- TASK -
Each line that includes the word "analytics" should be copied from the records.

- RECORDS SHOWN -
■ ■ ■
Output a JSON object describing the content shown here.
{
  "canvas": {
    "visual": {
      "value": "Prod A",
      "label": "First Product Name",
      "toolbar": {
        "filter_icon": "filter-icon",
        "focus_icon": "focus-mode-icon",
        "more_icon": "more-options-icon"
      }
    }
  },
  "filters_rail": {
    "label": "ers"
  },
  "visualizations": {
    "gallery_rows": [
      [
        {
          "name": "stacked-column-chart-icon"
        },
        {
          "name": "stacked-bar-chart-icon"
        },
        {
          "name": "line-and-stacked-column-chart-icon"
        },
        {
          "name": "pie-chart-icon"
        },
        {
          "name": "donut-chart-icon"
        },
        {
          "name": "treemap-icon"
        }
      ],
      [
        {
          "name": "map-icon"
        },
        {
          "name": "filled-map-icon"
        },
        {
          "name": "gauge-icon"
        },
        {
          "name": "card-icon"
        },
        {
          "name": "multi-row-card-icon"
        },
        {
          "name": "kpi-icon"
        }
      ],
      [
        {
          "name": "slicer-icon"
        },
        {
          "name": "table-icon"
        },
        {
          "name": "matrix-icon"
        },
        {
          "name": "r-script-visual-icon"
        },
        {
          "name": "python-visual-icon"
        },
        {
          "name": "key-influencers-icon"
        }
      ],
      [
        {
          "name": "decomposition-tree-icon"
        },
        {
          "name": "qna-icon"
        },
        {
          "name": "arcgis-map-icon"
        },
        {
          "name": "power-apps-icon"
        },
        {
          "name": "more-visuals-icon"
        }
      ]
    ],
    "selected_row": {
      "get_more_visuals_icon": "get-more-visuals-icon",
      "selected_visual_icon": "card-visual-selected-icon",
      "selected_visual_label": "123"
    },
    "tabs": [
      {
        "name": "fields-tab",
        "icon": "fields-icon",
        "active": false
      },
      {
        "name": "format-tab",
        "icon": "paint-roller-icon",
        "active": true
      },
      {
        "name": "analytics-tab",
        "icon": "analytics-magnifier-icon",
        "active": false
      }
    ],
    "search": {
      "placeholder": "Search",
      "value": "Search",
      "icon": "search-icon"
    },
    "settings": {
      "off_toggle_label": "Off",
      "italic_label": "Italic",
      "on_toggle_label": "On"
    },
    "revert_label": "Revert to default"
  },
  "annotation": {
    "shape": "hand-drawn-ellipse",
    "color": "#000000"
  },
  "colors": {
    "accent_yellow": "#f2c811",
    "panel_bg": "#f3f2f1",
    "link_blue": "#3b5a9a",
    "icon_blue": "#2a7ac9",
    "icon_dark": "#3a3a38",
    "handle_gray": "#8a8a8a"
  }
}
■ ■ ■
- OUTPUT OF THE EXERCISE -
        "name": "analytics-tab",
        "icon": "analytics-magnifier-icon",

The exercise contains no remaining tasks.